Top of EXERCISE INPUT

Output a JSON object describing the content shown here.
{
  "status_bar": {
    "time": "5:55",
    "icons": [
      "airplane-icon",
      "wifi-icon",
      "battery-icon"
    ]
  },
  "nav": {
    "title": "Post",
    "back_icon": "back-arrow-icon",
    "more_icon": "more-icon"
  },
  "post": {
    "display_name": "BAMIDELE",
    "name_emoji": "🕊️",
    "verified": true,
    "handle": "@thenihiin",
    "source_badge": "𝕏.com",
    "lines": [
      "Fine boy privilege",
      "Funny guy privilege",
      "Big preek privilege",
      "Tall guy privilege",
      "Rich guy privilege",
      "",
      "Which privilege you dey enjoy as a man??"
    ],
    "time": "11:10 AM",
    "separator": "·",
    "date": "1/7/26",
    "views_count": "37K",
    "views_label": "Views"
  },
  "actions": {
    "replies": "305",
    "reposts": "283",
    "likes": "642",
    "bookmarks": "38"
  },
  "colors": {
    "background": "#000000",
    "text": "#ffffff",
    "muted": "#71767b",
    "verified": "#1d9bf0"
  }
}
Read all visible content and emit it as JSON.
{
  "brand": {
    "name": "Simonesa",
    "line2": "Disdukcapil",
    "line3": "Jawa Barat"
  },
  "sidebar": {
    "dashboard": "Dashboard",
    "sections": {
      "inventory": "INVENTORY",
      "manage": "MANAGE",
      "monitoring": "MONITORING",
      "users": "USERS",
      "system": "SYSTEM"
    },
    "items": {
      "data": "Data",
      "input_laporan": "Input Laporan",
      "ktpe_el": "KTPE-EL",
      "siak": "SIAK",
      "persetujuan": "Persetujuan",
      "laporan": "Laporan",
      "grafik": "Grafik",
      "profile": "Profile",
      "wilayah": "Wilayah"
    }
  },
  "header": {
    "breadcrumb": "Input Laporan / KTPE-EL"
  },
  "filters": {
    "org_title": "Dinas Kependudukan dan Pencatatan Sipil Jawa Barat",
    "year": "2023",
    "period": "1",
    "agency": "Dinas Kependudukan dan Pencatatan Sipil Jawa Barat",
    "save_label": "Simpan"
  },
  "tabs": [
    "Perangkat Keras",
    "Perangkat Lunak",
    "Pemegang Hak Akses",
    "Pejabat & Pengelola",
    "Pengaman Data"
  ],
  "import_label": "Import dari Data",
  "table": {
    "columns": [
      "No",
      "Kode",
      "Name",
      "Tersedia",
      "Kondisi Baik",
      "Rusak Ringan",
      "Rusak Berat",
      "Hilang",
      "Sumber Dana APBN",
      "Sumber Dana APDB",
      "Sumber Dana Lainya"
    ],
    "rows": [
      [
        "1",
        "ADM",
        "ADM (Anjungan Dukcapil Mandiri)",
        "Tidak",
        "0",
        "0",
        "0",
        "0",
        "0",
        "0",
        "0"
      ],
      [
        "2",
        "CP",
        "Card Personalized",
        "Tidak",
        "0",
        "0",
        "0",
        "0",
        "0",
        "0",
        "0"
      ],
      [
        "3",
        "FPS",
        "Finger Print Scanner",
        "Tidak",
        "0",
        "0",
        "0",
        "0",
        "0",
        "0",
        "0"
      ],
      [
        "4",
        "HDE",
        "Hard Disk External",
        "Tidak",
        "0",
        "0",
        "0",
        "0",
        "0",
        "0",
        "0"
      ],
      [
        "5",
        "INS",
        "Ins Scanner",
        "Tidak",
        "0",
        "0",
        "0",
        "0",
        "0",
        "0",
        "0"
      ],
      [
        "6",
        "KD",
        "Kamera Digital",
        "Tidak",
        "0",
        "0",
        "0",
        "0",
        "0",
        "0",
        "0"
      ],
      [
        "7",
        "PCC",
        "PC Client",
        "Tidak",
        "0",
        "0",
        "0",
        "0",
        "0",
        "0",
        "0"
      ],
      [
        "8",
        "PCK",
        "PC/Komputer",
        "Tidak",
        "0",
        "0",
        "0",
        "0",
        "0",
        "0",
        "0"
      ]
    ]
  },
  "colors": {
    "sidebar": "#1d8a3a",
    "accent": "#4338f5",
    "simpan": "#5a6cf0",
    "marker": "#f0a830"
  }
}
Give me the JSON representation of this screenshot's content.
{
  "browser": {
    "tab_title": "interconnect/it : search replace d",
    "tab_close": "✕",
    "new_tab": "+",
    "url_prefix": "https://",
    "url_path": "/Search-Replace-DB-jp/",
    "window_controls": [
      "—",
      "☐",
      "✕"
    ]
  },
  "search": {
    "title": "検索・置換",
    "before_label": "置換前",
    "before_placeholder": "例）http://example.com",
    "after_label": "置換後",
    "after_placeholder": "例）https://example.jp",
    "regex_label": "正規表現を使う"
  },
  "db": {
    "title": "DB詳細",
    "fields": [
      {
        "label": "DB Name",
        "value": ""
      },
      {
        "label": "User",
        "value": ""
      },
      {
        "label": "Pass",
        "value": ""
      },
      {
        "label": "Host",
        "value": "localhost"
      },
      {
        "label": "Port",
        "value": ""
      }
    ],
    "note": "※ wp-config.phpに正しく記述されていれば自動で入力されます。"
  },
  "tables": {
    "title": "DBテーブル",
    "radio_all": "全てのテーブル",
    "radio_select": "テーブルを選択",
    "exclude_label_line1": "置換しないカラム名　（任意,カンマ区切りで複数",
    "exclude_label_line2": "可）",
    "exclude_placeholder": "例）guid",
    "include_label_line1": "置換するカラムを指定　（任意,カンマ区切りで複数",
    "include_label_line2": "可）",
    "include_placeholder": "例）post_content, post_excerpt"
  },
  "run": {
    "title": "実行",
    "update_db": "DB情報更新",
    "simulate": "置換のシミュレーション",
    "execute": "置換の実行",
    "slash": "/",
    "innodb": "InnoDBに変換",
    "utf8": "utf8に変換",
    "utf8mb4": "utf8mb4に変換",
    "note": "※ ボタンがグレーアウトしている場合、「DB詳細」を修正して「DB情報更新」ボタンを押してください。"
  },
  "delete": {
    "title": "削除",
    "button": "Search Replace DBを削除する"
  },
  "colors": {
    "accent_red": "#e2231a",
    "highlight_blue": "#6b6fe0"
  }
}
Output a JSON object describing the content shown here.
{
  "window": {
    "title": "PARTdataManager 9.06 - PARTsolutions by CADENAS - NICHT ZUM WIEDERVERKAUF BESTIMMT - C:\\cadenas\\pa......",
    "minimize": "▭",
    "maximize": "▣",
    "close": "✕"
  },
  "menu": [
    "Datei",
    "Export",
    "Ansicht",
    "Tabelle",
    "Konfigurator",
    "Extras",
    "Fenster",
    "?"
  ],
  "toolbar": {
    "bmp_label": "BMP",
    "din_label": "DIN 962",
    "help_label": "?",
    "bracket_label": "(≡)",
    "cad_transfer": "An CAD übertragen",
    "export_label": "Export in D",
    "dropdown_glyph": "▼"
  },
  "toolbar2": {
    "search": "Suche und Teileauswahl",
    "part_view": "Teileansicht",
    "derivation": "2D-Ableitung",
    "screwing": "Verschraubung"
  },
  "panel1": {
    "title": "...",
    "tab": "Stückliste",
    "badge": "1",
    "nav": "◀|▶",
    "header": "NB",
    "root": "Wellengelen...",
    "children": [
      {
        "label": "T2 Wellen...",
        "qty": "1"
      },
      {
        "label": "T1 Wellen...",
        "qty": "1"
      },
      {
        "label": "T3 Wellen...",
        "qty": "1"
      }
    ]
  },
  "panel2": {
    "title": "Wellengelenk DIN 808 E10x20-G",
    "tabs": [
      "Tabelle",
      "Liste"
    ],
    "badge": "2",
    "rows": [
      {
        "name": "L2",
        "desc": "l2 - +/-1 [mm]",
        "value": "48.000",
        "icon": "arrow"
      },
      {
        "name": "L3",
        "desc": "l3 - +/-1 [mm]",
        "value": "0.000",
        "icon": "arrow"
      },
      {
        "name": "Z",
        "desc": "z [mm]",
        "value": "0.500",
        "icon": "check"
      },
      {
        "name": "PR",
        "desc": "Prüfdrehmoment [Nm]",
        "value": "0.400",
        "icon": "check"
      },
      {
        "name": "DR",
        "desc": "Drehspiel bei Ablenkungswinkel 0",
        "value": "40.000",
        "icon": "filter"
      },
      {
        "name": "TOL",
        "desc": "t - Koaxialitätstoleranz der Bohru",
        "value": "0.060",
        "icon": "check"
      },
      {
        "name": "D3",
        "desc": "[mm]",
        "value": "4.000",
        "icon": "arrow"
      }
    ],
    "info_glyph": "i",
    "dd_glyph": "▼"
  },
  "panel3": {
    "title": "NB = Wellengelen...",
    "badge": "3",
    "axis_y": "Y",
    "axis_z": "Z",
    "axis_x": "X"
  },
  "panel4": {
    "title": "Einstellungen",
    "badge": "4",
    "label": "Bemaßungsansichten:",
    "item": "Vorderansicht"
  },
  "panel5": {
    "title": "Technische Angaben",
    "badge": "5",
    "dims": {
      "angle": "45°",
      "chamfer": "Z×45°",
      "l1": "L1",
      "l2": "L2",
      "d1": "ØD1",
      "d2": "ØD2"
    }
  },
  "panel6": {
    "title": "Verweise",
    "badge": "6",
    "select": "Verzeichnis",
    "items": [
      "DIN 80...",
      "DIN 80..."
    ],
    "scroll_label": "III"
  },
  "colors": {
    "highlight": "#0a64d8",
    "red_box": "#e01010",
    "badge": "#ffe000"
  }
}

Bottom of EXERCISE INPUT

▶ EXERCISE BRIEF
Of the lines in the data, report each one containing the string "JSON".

▶ ANSWER SECTION
Output a JSON object describing the content shown here.
Read all visible content and emit it as JSON.
Give me the JSON representation of this screenshot's content.
Output a JSON object describing the content shown here.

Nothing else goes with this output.